I’ve chosen a translation that emphasizes the connective word, “and” rather than a full stop and the beginning of a new sentence. Why? Because the connective is there in the Greek. It is still one thought. The inference is that there is some speech that can grieve God’s Spirit. Friends, if there is speech that grieves, there is speech that blesses.
Although not in this passage, God is pleased when we speak and give grace to those who hear. He loves it when we love one another. The way we speak can be an avenue for conveying that love.
God’s indwelling presence can also be grieved.
Here is the only other time the Bible specifically reveals that the Ruach ha-Kodesh can be grieved.

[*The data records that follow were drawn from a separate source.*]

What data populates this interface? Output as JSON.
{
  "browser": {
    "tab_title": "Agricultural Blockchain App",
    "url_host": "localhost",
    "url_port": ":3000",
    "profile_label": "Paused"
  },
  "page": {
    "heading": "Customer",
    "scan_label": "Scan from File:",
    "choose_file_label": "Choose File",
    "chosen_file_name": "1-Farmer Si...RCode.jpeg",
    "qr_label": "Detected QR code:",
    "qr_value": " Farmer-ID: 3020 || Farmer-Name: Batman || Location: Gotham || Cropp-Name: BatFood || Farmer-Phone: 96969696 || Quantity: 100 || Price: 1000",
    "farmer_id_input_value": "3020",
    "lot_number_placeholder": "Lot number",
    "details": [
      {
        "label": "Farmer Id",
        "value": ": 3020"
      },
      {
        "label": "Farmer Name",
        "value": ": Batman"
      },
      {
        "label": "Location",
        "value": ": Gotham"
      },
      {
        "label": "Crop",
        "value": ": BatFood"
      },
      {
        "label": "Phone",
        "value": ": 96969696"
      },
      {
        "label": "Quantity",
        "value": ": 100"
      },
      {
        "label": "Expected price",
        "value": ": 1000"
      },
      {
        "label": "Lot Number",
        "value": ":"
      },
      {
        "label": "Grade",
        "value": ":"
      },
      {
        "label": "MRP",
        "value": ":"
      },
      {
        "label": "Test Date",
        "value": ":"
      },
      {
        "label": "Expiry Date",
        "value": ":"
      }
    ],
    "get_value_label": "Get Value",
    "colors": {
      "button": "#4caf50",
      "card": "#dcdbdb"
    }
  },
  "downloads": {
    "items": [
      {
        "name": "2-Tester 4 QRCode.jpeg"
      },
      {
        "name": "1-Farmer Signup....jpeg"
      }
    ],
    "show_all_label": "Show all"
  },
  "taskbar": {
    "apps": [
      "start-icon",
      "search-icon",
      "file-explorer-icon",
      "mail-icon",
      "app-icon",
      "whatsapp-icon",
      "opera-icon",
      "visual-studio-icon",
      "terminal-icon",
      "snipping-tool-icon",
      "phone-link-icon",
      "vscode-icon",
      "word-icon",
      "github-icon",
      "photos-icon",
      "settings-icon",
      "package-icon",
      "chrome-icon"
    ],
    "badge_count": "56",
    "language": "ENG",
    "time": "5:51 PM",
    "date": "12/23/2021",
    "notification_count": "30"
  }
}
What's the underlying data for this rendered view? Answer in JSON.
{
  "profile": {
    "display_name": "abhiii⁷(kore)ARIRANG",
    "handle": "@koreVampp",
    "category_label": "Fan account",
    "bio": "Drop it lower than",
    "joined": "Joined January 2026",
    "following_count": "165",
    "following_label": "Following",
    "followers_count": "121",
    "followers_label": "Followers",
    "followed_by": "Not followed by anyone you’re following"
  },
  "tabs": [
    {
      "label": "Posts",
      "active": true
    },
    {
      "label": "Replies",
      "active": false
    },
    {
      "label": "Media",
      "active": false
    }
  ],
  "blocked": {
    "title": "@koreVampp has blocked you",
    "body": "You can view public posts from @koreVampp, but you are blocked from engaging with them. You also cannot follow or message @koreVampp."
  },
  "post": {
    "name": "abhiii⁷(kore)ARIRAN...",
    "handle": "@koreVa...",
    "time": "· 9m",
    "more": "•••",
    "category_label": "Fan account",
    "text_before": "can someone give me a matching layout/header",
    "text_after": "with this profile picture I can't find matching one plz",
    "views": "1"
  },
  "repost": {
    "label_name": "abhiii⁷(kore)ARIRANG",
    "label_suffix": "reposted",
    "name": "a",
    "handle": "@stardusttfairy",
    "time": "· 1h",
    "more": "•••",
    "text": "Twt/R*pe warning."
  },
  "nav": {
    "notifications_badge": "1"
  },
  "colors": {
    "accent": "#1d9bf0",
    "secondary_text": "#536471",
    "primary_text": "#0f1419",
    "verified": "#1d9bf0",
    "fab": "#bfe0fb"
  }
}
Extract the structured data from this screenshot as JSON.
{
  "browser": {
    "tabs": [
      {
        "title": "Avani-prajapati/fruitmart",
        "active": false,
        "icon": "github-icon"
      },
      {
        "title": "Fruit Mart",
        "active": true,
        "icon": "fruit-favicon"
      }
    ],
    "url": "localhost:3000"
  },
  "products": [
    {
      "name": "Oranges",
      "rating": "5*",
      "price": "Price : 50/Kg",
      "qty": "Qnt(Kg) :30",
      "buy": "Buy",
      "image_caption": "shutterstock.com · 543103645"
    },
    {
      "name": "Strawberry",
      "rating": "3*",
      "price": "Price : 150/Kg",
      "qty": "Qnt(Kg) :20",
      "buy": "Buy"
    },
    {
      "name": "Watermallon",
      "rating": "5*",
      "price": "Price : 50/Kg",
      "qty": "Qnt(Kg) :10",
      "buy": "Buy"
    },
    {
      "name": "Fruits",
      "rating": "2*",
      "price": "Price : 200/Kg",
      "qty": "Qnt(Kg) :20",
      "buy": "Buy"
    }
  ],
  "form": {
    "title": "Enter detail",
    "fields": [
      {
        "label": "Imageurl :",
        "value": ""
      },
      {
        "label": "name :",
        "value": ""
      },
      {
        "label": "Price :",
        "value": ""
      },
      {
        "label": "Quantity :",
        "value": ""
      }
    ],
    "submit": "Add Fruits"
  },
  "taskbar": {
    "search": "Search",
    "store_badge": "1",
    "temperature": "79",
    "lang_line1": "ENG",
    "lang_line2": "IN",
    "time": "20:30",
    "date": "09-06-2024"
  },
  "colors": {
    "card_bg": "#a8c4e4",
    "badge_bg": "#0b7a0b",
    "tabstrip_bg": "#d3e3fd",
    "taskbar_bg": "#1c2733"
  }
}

But they rebelled, and grieved His Ruach ha-Kodesh. So He turned to become their enemy. He Himself fought against them. (Isaiah 63:10 TLV)
Paul uses a Greek word that more closely follows the Hebrew than the Septuagint. The Septuagint uses a word that has to do with giving provocation to anger. That is more of a paraphrase than a good translation. As in most cases, context determines the nuance of the definition of the Hebrew word, עָצַב (ʿāṣab). Although this word (ʿāṣab) can mean physical pain, that is not the case here. In this context עָצַב (ʿāṣab) conveys the emotion of sorrow as the result of having one’s feelings being hurt.
The Greek is λυπέω (lypeō) and according to the Exegetical Dictionary of the New Testament it means to cause pain, or give offense. This is right in line with the prophetic lament in Isaiah.
What this might mean is that Paul is actually referencing the section in Isaiah. Here is Isaiah 63:10 in its immediate setting:
For He said, “Surely they are My people, children who will not deal falsely.” So He became their Savior.
9 In all their affliction He was afflicted. So the angel of His presence saved them. In His love and in His mercy He redeemed them, then He lifted them and carried them all the days of old. 10 But they rebelled, and grieved His Ruach ha-Kodesh. So He turned to become their enemy. He Himself fought against them. (Isaiah 63:8–10 TLV)
First, we find that Adonai had affection for, and confidence in, His people. With high hopes He saved them. God identified with their suffering, delivered them, and because of His love and mercy acted like a kinsman-redeemer. They had no strength, but He became their strength. And then, then(!), they rebelled. The result of their rebellion was that the Ruach ha-Kodesh was deeply grieved and, as a result of their callous, unthinking, unwise, rebellion, God was turned against them. He became hostile to them.
Our next entry will isolate and examine some of the ways our inner-narratives may need to be changed. It is possible to bless God by our thoughts and words about ourselves. It is possible to grieve the Ruach who abides in us and who is utterly committed to our wellbeing.
Let’s continue to apply Paul’s exhortation to the Ephesians to our own souls. So that you don’t have to look it up, here is a more pointed paraphrase of Ephesians 4:29:
Do not allow any rotten inner-conversation to proceed from your heart about yourself to yourself.
Instead, concentrate upon what is wholesome.
Strategically strengthen your soul, according to your immediate need.
Embrace the goal to please God with your meditations and impart grace to your inner-being in your time of need (a paraphrased application of Ephesians 4:29)
Let’s pray again:
Abba, let the words I speak and my heart’s deepest thoughts give Your presence pleasure. (paraphrase of Psalm 19:14a)